MATERIALS PROVIDED below:

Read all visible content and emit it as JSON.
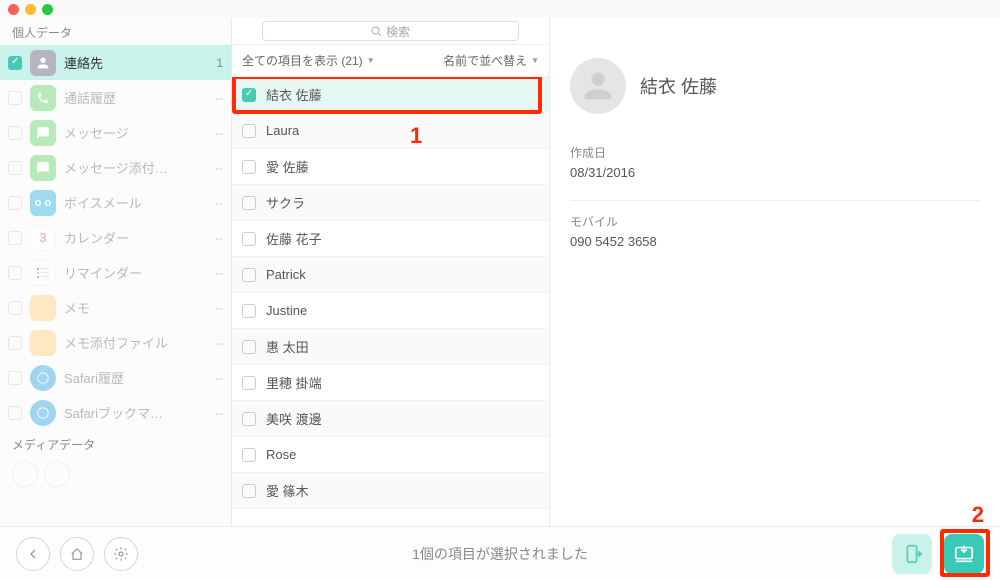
{
  "sidebar": {
    "section_personal": "個人データ",
    "section_media": "メディアデータ",
    "items": [
      {
        "label": "連絡先",
        "count": "1",
        "icon": "contacts",
        "color": "#b5b5c0"
      },
      {
        "label": "通話履歴",
        "count": "--",
        "icon": "phone",
        "color": "#68d46a"
      },
      {
        "label": "メッセージ",
        "count": "--",
        "icon": "message",
        "color": "#68d46a"
      },
      {
        "label": "メッセージ添付…",
        "count": "--",
        "icon": "attach",
        "color": "#68d46a"
      },
      {
        "label": "ボイスメール",
        "count": "--",
        "icon": "voicemail",
        "color": "#2fb3e9"
      },
      {
        "label": "カレンダー",
        "count": "--",
        "icon": "calendar",
        "color": "#fff"
      },
      {
        "label": "リマインダー",
        "count": "--",
        "icon": "reminder",
        "color": "#fff"
      },
      {
        "label": "メモ",
        "count": "--",
        "icon": "notes",
        "color": "#ffd27a"
      },
      {
        "label": "メモ添付ファイル",
        "count": "--",
        "icon": "notes2",
        "color": "#ffd27a"
      },
      {
        "label": "Safari履歴",
        "count": "--",
        "icon": "safari",
        "color": "#33a7e8"
      },
      {
        "label": "Safariブックマ…",
        "count": "--",
        "icon": "safari2",
        "color": "#33a7e8"
      }
    ]
  },
  "center": {
    "search_placeholder": "検索",
    "filter_all": "全ての項目を表示 (21)",
    "sort_label": "名前で並べ替え",
    "rows": [
      "結衣 佐藤",
      "Laura",
      "愛 佐藤",
      "サクラ",
      "佐藤 花子",
      "Patrick",
      "Justine",
      "惠 太田",
      "里穂 掛端",
      "美咲 渡邊",
      "Rose",
      "愛 篠木"
    ],
    "annotation_1": "1"
  },
  "detail": {
    "name": "結衣 佐藤",
    "created_label": "作成日",
    "created_value": "08/31/2016",
    "mobile_label": "モバイル",
    "mobile_value": "090 5452 3658"
  },
  "bottom": {
    "status": "1個の項目が選択されました",
    "annotation_2": "2"
  }
}
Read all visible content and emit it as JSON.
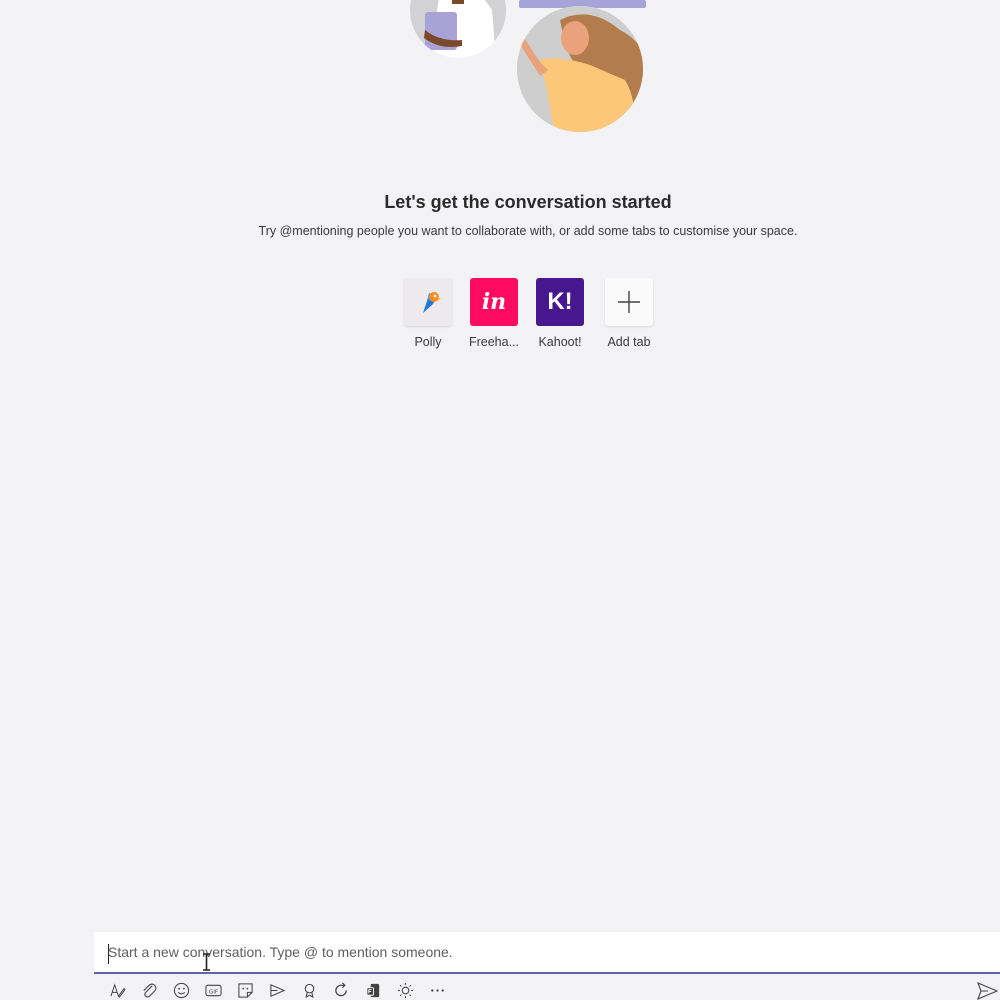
{
  "empty_state": {
    "title": "Let's get the conversation started",
    "subtitle": "Try @mentioning people you want to collaborate with, or add some tabs to customise your space."
  },
  "apps": [
    {
      "label": "Polly",
      "icon": "polly-app-icon"
    },
    {
      "label": "Freeha...",
      "icon": "freehand-app-icon",
      "glyph": "in"
    },
    {
      "label": "Kahoot!",
      "icon": "kahoot-app-icon",
      "glyph": "K!"
    },
    {
      "label": "Add tab",
      "icon": "plus-icon"
    }
  ],
  "compose": {
    "placeholder": "Start a new conversation. Type @ to mention someone.",
    "value": ""
  },
  "toolbar": {
    "icons": [
      "format-icon",
      "attach-icon",
      "emoji-icon",
      "gif-icon",
      "sticker-icon",
      "meet-now-icon",
      "praise-icon",
      "loop-icon",
      "forms-icon",
      "brightness-icon",
      "more-options-icon"
    ],
    "send_icon": "send-icon"
  },
  "colors": {
    "background": "#f3f2f5",
    "accent": "#6264a7",
    "freehand": "#ff0b61",
    "kahoot": "#46178f"
  }
}
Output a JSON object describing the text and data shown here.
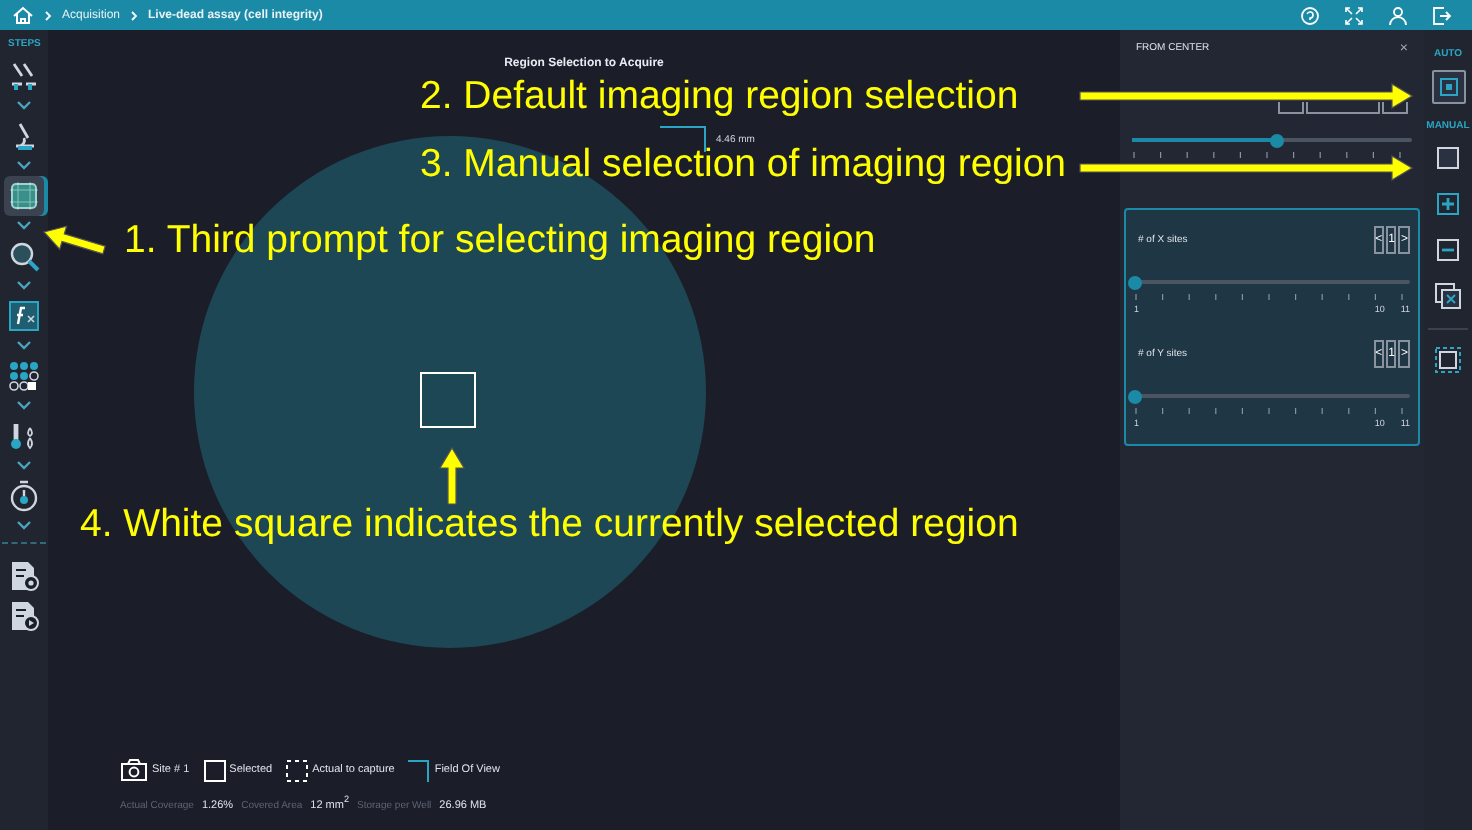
{
  "breadcrumb": [
    {
      "label": "Acquisition",
      "current": false
    },
    {
      "label": "Live-dead assay (cell integrity)",
      "current": true
    }
  ],
  "steps_title": "STEPS",
  "steps": [
    {
      "kind": "dyes",
      "selected": false
    },
    {
      "kind": "microscope",
      "selected": false
    },
    {
      "kind": "region",
      "selected": true
    },
    {
      "kind": "zoom",
      "selected": false
    },
    {
      "kind": "formula",
      "selected": false
    },
    {
      "kind": "wells",
      "selected": false
    },
    {
      "kind": "environment",
      "selected": false
    },
    {
      "kind": "timer",
      "selected": false
    }
  ],
  "reports": [
    {
      "kind": "report-settings",
      "selected": false
    },
    {
      "kind": "report-play",
      "selected": false
    }
  ],
  "canvas": {
    "title": "Region Selection to Acquire",
    "height_label": "4.46 mm",
    "legend": [
      {
        "kind": "site",
        "label": "Site # 1"
      },
      {
        "kind": "selected",
        "label": "Selected"
      },
      {
        "kind": "actual",
        "label": "Actual to capture"
      },
      {
        "kind": "fov",
        "label": "Field Of View"
      }
    ],
    "stats": [
      {
        "label": "Actual Coverage",
        "value": "1.26%"
      },
      {
        "label": "Covered Area",
        "value": "12 mm$^{2}$"
      },
      {
        "label": "Storage per Well",
        "value": "26.96 MB"
      }
    ]
  },
  "panel": {
    "title": "FROM CENTER",
    "close": "×",
    "center_slider": {
      "level": 0.52
    },
    "groups": [
      {
        "label": "# of X sites",
        "prev": "<",
        "value": "1",
        "next": ">",
        "level": 0,
        "min": "1",
        "mid": "10",
        "max": "11"
      },
      {
        "label": "# of Y sites",
        "prev": "<",
        "value": "1",
        "next": ">",
        "level": 0,
        "min": "1",
        "mid": "10",
        "max": "11"
      }
    ]
  },
  "dock": {
    "auto_label": "AUTO",
    "auto_selected": true,
    "manual_label": "MANUAL",
    "tools": [
      {
        "kind": "square",
        "selected": false
      },
      {
        "kind": "plus",
        "selected": false
      },
      {
        "kind": "minus",
        "selected": false
      },
      {
        "kind": "clear",
        "selected": false
      },
      {
        "kind": "dashed",
        "selected": false
      }
    ]
  },
  "annotations": [
    {
      "text": "1. Third prompt for selecting imaging region"
    },
    {
      "text": "2. Default imaging region selection"
    },
    {
      "text": "3. Manual selection of imaging region"
    },
    {
      "text": "4. White square indicates the currently selected region"
    }
  ]
}
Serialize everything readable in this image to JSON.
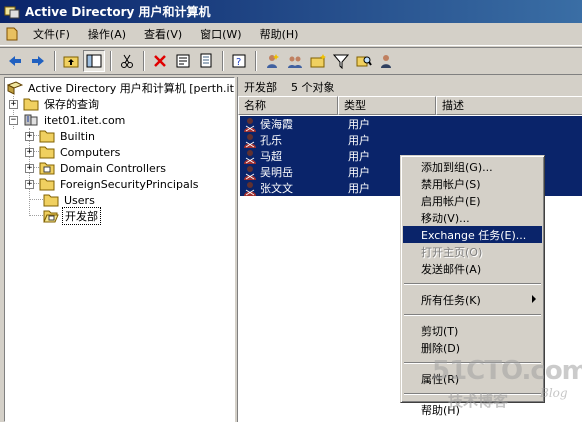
{
  "window": {
    "title": "Active Directory 用户和计算机"
  },
  "menu": [
    "文件(F)",
    "操作(A)",
    "查看(V)",
    "窗口(W)",
    "帮助(H)"
  ],
  "toolbar": {
    "icons": [
      "back-icon",
      "forward-icon",
      "up-folder-icon",
      "show-tree-icon",
      "cut-icon",
      "delete-icon",
      "properties-icon",
      "export-icon",
      "help-icon",
      "new-user-icon",
      "new-group-icon",
      "new-ou-icon",
      "filter-icon",
      "find-icon",
      "add-to-group-icon"
    ]
  },
  "tree": {
    "root": "Active Directory 用户和计算机 [perth.itet",
    "saved_queries": "保存的查询",
    "domain": "itet01.itet.com",
    "children": [
      "Builtin",
      "Computers",
      "Domain Controllers",
      "ForeignSecurityPrincipals",
      "Users",
      "开发部"
    ],
    "selected": "开发部"
  },
  "list": {
    "caption": "开发部",
    "count": "5 个对象",
    "columns": [
      "名称",
      "类型",
      "描述"
    ],
    "rows": [
      {
        "name": "侯海霞",
        "type": "用户"
      },
      {
        "name": "孔乐",
        "type": "用户"
      },
      {
        "name": "马超",
        "type": "用户"
      },
      {
        "name": "吴明岳",
        "type": "用户"
      },
      {
        "name": "张文文",
        "type": "用户"
      }
    ]
  },
  "context_menu": {
    "add_to_group": "添加到组(G)...",
    "disable_account": "禁用帐户(S)",
    "enable_account": "启用帐户(E)",
    "move": "移动(V)...",
    "exchange_tasks": "Exchange 任务(E)...",
    "open_home_page": "打开主页(O)",
    "send_mail": "发送邮件(A)",
    "all_tasks": "所有任务(K)",
    "cut": "剪切(T)",
    "delete": "删除(D)",
    "properties": "属性(R)",
    "help": "帮助(H)"
  },
  "watermark": {
    "site": "51CTO.com",
    "blog_cn": "技术博客",
    "blog_en": "Blog"
  },
  "colors": {
    "title_blue": "#0a246a",
    "selection": "#0a246a",
    "face": "#d4d0c8"
  }
}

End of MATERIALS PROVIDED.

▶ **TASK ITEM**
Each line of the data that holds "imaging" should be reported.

▶ **WRITTEN RESPONSE**
      "text": "1. Third prompt for selecting imaging region"
      "text": "2. Default imaging region selection"
      "text": "3. Manual selection of imaging region"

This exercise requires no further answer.